In another specific preferred aspect of the invention, an oxygen-containing gas such as air may be reacted in a stoichiometric proportion with the excess carbon in the regeneration kiln to provide by an exothermic reaction, sufficient heat to maintain the endothermic regenerative reaction. The regenerator kiln is maintained at 1 to 10 atmospheres at which pressures the exothermic reaction can proceed. Alternatively, the excess carbon burning can be outside the regenerator with heat exchange means providing the reaction temperature for the regeneration.
It is also within the contemplation of this invention to emloy other alkaline earth oxides and sulfates in addition to the calcium oxide-calcium sulfate system. Such other systems include, MgO-MgSO4, dolomite and blends of magnesium and calcium oxides.
Carbonaceous materials useful pursuant to the present invention include fly ash from FBC, solid carbon, coal, char, coke breeze, culm, graphite, and the like. The carbon should be present in a finely divided form of below 100 mesh (Tyler screen).
The process is further described in the following examples.
Greer limestone was first calcined at 900° C. in dry N2 and then sulfated at 900° C. with a gas containing 5% SO2, 10% O2 in dry N2. The calcination and sulfation were both carried out in static beds. The sulfation was 65% to 80% complete of the theoretical. Ash containing 7% unburnt carbon from Illinois No. 6 coal of a -200 +270 mesh (Tyler screen) was mixed with the sulfated Greer limestone of -16 +20 mesh (Tyler screen) and reacted at temperatures between 850° C. and 1000° C., in several separate reactions. After each reaction, the ash was sieved out and the stone analyzed by X-ray diffraction. All X-ray diffraction analyses showed CaO to be the predominant product.
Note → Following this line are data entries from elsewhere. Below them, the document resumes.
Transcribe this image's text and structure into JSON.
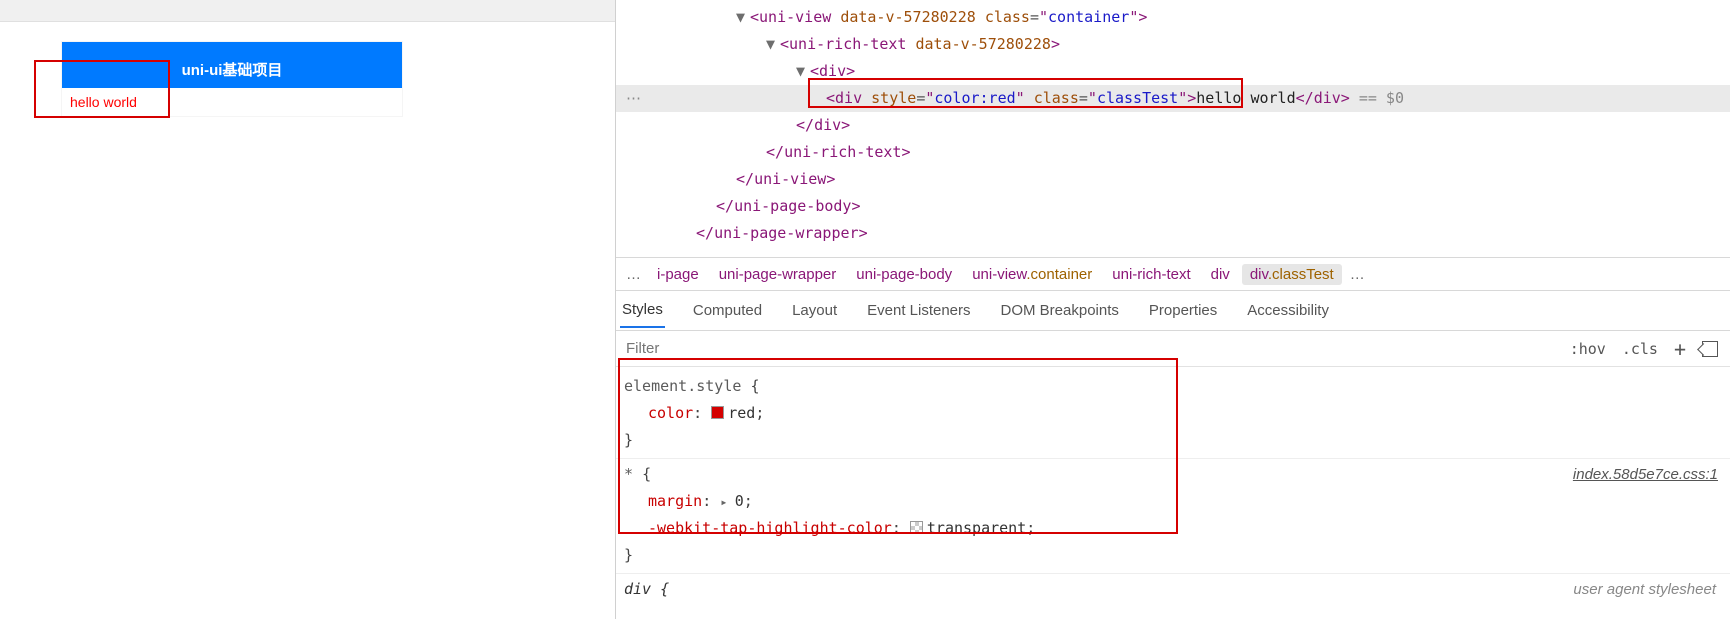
{
  "app": {
    "title": "uni-ui基础项目",
    "body_text": "hello world"
  },
  "dom": {
    "lines": [
      {
        "indent": 120,
        "caret": "▼",
        "open": "<",
        "tag": "uni-view",
        "attrs": [
          [
            "data-v-57280228",
            ""
          ],
          [
            "class",
            "container"
          ]
        ],
        "close": ">"
      },
      {
        "indent": 150,
        "caret": "▼",
        "open": "<",
        "tag": "uni-rich-text",
        "attrs": [
          [
            "data-v-57280228",
            ""
          ]
        ],
        "close": ">"
      },
      {
        "indent": 180,
        "caret": "▼",
        "open": "<",
        "tag": "div",
        "attrs": [],
        "close": ">"
      },
      {
        "indent": 210,
        "caret": "",
        "open": "<",
        "tag": "div",
        "attrs": [
          [
            "style",
            "color:red"
          ],
          [
            "class",
            "classTest"
          ]
        ],
        "close": ">",
        "text": "hello world",
        "endtag": "div",
        "eq": " == $0",
        "highlight": true,
        "ellipsis": true
      },
      {
        "indent": 180,
        "caret": "",
        "endonly": "div"
      },
      {
        "indent": 150,
        "caret": "",
        "endonly": "uni-rich-text"
      },
      {
        "indent": 120,
        "caret": "",
        "endonly": "uni-view"
      },
      {
        "indent": 100,
        "caret": "",
        "endonly": "uni-page-body"
      },
      {
        "indent": 80,
        "caret": "",
        "endonly": "uni-page-wrapper"
      }
    ]
  },
  "breadcrumbs": {
    "leading_ellipsis": "…",
    "items": [
      {
        "tag": "i-page",
        "cls": ""
      },
      {
        "tag": "uni-page-wrapper",
        "cls": ""
      },
      {
        "tag": "uni-page-body",
        "cls": ""
      },
      {
        "tag": "uni-view",
        "cls": ".container"
      },
      {
        "tag": "uni-rich-text",
        "cls": ""
      },
      {
        "tag": "div",
        "cls": ""
      },
      {
        "tag": "div",
        "cls": ".classTest",
        "active": true
      }
    ],
    "trailing_ellipsis": "…"
  },
  "tabs": {
    "items": [
      "Styles",
      "Computed",
      "Layout",
      "Event Listeners",
      "DOM Breakpoints",
      "Properties",
      "Accessibility"
    ],
    "active": "Styles"
  },
  "filter": {
    "placeholder": "Filter",
    "hov": ":hov",
    "cls": ".cls"
  },
  "styles": {
    "rule1": {
      "selector": "element.style",
      "props": [
        {
          "name": "color",
          "swatch": "red",
          "value": "red"
        }
      ]
    },
    "rule2": {
      "selector": "*",
      "origin": "index.58d5e7ce.css:1",
      "props": [
        {
          "name": "margin",
          "tri": true,
          "value": "0"
        },
        {
          "name": "-webkit-tap-highlight-color",
          "swatch": "checker",
          "value": "transparent"
        }
      ]
    },
    "rule3_selector": "div {",
    "agent_label": "user agent stylesheet"
  }
}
A 100 mg. sample of a Greer limestone from a fluidized bed combustor, which was 30% sulfated was reacted with 18.9 mg. of Illinois No. 6 coal ash having 7% by weight carbon as finely divided solids of -200 +270 mesh (Tyler screen) at 1000° C. The sample weight loss was measured with time, and a plot of the CaO regeneration as a function of time was made and is presented as FIG. 2.
It is seen that more than 90% of the sulfated lime was regenerated within 20 minutes, and about 70% was regenerated in 7 minutes.
Illinois No. 6 coal containing 3% by weight of sulfur and 10% by weight ash is fed to a Fluidized-Bed Combustor (FBC) with regenerated lime in a Ca/S ratio of 2.3. Fresh limestone, at 10% by weight of the regenerated lime, is also fed to the FBC as make-up lime to compensate for process losses. Sulfated lime from the FBC is mixed with fly ash collected by a cyclone collector and the solids mixture is fed to a horizontal rotary kiln maintained at 1000° C. The unburned carbon in the fly ash is 15% by weight. A stream of air is fed to the kiln to react with excess carbon in the fly ash and to provide heat of reaction for the kiln. The regenerated solids are fed from the kiln at 1000° C. back to the FBC.
Off-gas from the kiln contains 4% SO2 and is available for commercial sulfur recovery operations. Approximately 5% of the lime from the FBC is streamed-off as waste.
The overall Ca/S ratio in this system is 0.13.